# BRIEF
Reprint all of the data below exactly as shown and skip every image.

# DATA RECORDS
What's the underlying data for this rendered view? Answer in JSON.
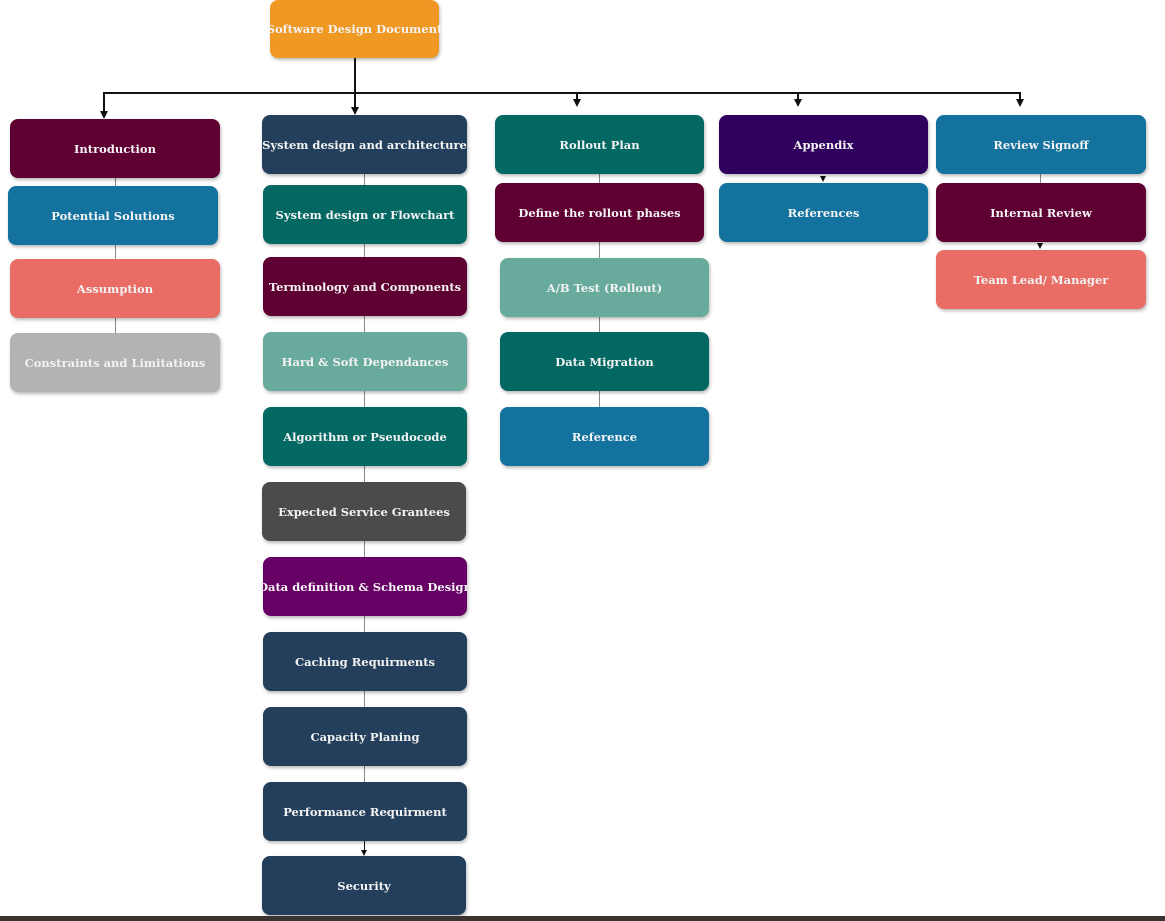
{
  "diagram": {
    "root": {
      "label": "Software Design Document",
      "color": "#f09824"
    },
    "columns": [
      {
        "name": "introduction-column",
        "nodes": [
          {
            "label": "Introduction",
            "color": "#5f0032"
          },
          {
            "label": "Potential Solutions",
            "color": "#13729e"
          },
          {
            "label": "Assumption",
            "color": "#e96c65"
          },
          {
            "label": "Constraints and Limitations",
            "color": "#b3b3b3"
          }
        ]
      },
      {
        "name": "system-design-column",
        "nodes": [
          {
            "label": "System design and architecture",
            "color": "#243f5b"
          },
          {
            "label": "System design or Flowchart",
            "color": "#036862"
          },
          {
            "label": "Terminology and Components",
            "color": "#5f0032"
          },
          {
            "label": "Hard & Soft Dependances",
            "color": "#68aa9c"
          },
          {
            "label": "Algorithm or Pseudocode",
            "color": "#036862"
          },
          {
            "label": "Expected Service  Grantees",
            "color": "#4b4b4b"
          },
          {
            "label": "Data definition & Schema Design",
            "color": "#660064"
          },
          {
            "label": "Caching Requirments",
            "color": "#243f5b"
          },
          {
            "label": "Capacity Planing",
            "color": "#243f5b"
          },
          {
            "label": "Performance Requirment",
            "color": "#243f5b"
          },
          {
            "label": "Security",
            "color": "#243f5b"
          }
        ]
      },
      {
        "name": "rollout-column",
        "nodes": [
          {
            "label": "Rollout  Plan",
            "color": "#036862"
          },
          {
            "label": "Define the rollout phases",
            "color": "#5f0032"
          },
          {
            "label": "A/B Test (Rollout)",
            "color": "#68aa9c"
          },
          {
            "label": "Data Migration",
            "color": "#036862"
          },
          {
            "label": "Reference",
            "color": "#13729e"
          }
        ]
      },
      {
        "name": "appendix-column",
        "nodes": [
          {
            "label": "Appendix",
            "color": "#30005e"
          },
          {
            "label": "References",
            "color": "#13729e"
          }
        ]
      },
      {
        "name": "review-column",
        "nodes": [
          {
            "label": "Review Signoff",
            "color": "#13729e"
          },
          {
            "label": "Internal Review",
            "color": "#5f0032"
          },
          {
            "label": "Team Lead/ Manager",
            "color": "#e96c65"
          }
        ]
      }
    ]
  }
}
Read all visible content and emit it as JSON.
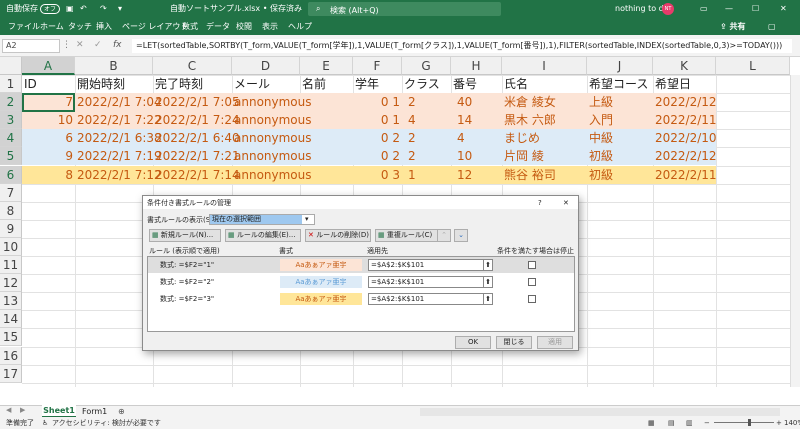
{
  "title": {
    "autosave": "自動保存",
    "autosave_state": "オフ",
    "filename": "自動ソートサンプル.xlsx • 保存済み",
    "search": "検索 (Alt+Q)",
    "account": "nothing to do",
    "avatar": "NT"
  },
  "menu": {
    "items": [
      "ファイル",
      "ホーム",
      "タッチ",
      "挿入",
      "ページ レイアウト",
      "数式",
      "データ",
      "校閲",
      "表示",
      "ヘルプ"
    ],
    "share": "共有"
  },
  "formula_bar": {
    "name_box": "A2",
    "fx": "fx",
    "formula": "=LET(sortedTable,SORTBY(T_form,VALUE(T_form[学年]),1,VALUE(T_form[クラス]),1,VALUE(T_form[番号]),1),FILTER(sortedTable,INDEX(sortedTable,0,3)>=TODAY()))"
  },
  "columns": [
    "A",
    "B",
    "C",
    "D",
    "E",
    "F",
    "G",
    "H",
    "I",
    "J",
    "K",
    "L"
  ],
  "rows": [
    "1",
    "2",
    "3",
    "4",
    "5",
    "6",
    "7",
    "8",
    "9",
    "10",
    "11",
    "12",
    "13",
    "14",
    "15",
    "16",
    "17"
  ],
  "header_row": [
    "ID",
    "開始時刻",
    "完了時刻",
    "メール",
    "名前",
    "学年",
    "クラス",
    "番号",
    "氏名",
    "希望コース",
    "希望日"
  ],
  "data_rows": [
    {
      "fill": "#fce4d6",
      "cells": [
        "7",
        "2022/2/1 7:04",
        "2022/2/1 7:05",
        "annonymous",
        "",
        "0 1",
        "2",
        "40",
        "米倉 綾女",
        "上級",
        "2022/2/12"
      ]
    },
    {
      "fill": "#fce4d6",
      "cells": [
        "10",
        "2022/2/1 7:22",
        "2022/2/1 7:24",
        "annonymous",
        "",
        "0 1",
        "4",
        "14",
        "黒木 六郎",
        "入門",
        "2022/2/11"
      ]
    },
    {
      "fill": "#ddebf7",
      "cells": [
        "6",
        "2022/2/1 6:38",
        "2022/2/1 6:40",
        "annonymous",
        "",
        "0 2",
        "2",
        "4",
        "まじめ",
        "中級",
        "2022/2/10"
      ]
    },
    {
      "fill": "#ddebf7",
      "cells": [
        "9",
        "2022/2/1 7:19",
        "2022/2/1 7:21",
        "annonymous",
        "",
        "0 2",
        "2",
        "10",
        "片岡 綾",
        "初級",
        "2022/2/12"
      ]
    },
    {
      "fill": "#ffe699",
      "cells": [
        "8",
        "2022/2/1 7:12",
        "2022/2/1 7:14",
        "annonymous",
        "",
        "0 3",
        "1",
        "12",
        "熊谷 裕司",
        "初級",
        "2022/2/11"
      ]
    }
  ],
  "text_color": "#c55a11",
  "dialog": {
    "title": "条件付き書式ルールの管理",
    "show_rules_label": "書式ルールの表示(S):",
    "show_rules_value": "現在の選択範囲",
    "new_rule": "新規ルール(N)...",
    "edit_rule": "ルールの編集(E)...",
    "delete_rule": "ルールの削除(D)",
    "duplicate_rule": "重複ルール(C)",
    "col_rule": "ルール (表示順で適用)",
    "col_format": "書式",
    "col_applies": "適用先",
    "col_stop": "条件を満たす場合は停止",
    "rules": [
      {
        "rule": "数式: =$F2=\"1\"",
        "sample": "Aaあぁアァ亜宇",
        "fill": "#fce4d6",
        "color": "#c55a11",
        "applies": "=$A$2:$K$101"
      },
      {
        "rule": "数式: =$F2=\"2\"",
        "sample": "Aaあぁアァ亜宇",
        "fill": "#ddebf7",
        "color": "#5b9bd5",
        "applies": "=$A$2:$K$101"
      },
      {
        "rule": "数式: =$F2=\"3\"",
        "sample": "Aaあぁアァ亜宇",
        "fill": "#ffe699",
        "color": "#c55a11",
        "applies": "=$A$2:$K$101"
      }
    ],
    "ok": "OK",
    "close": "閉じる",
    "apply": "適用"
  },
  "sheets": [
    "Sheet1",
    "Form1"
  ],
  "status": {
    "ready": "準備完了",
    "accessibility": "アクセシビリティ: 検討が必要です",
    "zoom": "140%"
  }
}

# ANSWER SPACE
What's the underlying data for this rendered view? Answer in JSON.
{
  "diagram": {
    "root": {
      "label": "Software Design Document",
      "color": "#f09824"
    },
    "columns": [
      {
        "name": "introduction-column",
        "nodes": [
          {
            "label": "Introduction",
            "color": "#5f0032"
          },
          {
            "label": "Potential Solutions",
            "color": "#13729e"
          },
          {
            "label": "Assumption",
            "color": "#e96c65"
          },
          {
            "label": "Constraints and Limitations",
            "color": "#b3b3b3"
          }
        ]
      },
      {
        "name": "system-design-column",
        "nodes": [
          {
            "label": "System design and architecture",
            "color": "#243f5b"
          },
          {
            "label": "System design or Flowchart",
            "color": "#036862"
          },
          {
            "label": "Terminology and Components",
            "color": "#5f0032"
          },
          {
            "label": "Hard & Soft Dependances",
            "color": "#68aa9c"
          },
          {
            "label": "Algorithm or Pseudocode",
            "color": "#036862"
          },
          {
            "label": "Expected Service  Grantees",
            "color": "#4b4b4b"
          },
          {
            "label": "Data definition & Schema Design",
            "color": "#660064"
          },
          {
            "label": "Caching Requirments",
            "color": "#243f5b"
          },
          {
            "label": "Capacity Planing",
            "color": "#243f5b"
          },
          {
            "label": "Performance Requirment",
            "color": "#243f5b"
          },
          {
            "label": "Security",
            "color": "#243f5b"
          }
        ]
      },
      {
        "name": "rollout-column",
        "nodes": [
          {
            "label": "Rollout  Plan",
            "color": "#036862"
          },
          {
            "label": "Define the rollout phases",
            "color": "#5f0032"
          },
          {
            "label": "A/B Test (Rollout)",
            "color": "#68aa9c"
          },
          {
            "label": "Data Migration",
            "color": "#036862"
          },
          {
            "label": "Reference",
            "color": "#13729e"
          }
        ]
      },
      {
        "name": "appendix-column",
        "nodes": [
          {
            "label": "Appendix",
            "color": "#30005e"
          },
          {
            "label": "References",
            "color": "#13729e"
          }
        ]
      },
      {
        "name": "review-column",
        "nodes": [
          {
            "label": "Review Signoff",
            "color": "#13729e"
          },
          {
            "label": "Internal Review",
            "color": "#5f0032"
          },
          {
            "label": "Team Lead/ Manager",
            "color": "#e96c65"
          }
        ]
      }
    ]
  }
}
Read all visible content and emit it as JSON.
{
  "title": {
    "autosave": "自動保存",
    "autosave_state": "オフ",
    "filename": "自動ソートサンプル.xlsx • 保存済み",
    "search": "検索 (Alt+Q)",
    "account": "nothing to do",
    "avatar": "NT"
  },
  "menu": {
    "items": [
      "ファイル",
      "ホーム",
      "タッチ",
      "挿入",
      "ページ レイアウト",
      "数式",
      "データ",
      "校閲",
      "表示",
      "ヘルプ"
    ],
    "share": "共有"
  },
  "formula_bar": {
    "name_box": "A2",
    "fx": "fx",
    "formula": "=LET(sortedTable,SORTBY(T_form,VALUE(T_form[学年]),1,VALUE(T_form[クラス]),1,VALUE(T_form[番号]),1),FILTER(sortedTable,INDEX(sortedTable,0,3)>=TODAY()))"
  },
  "columns": [
    "A",
    "B",
    "C",
    "D",
    "E",
    "F",
    "G",
    "H",
    "I",
    "J",
    "K",
    "L"
  ],
  "rows": [
    "1",
    "2",
    "3",
    "4",
    "5",
    "6",
    "7",
    "8",
    "9",
    "10",
    "11",
    "12",
    "13",
    "14",
    "15",
    "16",
    "17"
  ],
  "header_row": [
    "ID",
    "開始時刻",
    "完了時刻",
    "メール",
    "名前",
    "学年",
    "クラス",
    "番号",
    "氏名",
    "希望コース",
    "希望日"
  ],
  "data_rows": [
    {
      "fill": "#fce4d6",
      "cells": [
        "7",
        "2022/2/1 7:04",
        "2022/2/1 7:05",
        "annonymous",
        "",
        "0 1",
        "2",
        "40",
        "米倉 綾女",
        "上級",
        "2022/2/12"
      ]
    },
    {
      "fill": "#fce4d6",
      "cells": [
        "10",
        "2022/2/1 7:22",
        "2022/2/1 7:24",
        "annonymous",
        "",
        "0 1",
        "4",
        "14",
        "黒木 六郎",
        "入門",
        "2022/2/11"
      ]
    },
    {
      "fill": "#ddebf7",
      "cells": [
        "6",
        "2022/2/1 6:38",
        "2022/2/1 6:40",
        "annonymous",
        "",
        "0 2",
        "2",
        "4",
        "まじめ",
        "中級",
        "2022/2/10"
      ]
    },
    {
      "fill": "#ddebf7",
      "cells": [
        "9",
        "2022/2/1 7:19",
        "2022/2/1 7:21",
        "annonymous",
        "",
        "0 2",
        "2",
        "10",
        "片岡 綾",
        "初級",
        "2022/2/12"
      ]
    },
    {
      "fill": "#ffe699",
      "cells": [
        "8",
        "2022/2/1 7:12",
        "2022/2/1 7:14",
        "annonymous",
        "",
        "0 3",
        "1",
        "12",
        "熊谷 裕司",
        "初級",
        "2022/2/11"
      ]
    }
  ],
  "text_color": "#c55a11",
  "dialog": {
    "title": "条件付き書式ルールの管理",
    "show_rules_label": "書式ルールの表示(S):",
    "show_rules_value": "現在の選択範囲",
    "new_rule": "新規ルール(N)...",
    "edit_rule": "ルールの編集(E)...",
    "delete_rule": "ルールの削除(D)",
    "duplicate_rule": "重複ルール(C)",
    "col_rule": "ルール (表示順で適用)",
    "col_format": "書式",
    "col_applies": "適用先",
    "col_stop": "条件を満たす場合は停止",
    "rules": [
      {
        "rule": "数式: =$F2=\"1\"",
        "sample": "Aaあぁアァ亜宇",
        "fill": "#fce4d6",
        "color": "#c55a11",
        "applies": "=$A$2:$K$101"
      },
      {
        "rule": "数式: =$F2=\"2\"",
        "sample": "Aaあぁアァ亜宇",
        "fill": "#ddebf7",
        "color": "#5b9bd5",
        "applies": "=$A$2:$K$101"
      },
      {
        "rule": "数式: =$F2=\"3\"",
        "sample": "Aaあぁアァ亜宇",
        "fill": "#ffe699",
        "color": "#c55a11",
        "applies": "=$A$2:$K$101"
      }
    ],
    "ok": "OK",
    "close": "閉じる",
    "apply": "適用"
  },
  "sheets": [
    "Sheet1",
    "Form1"
  ],
  "status": {
    "ready": "準備完了",
    "accessibility": "アクセシビリティ: 検討が必要です",
    "zoom": "140%"
  }
}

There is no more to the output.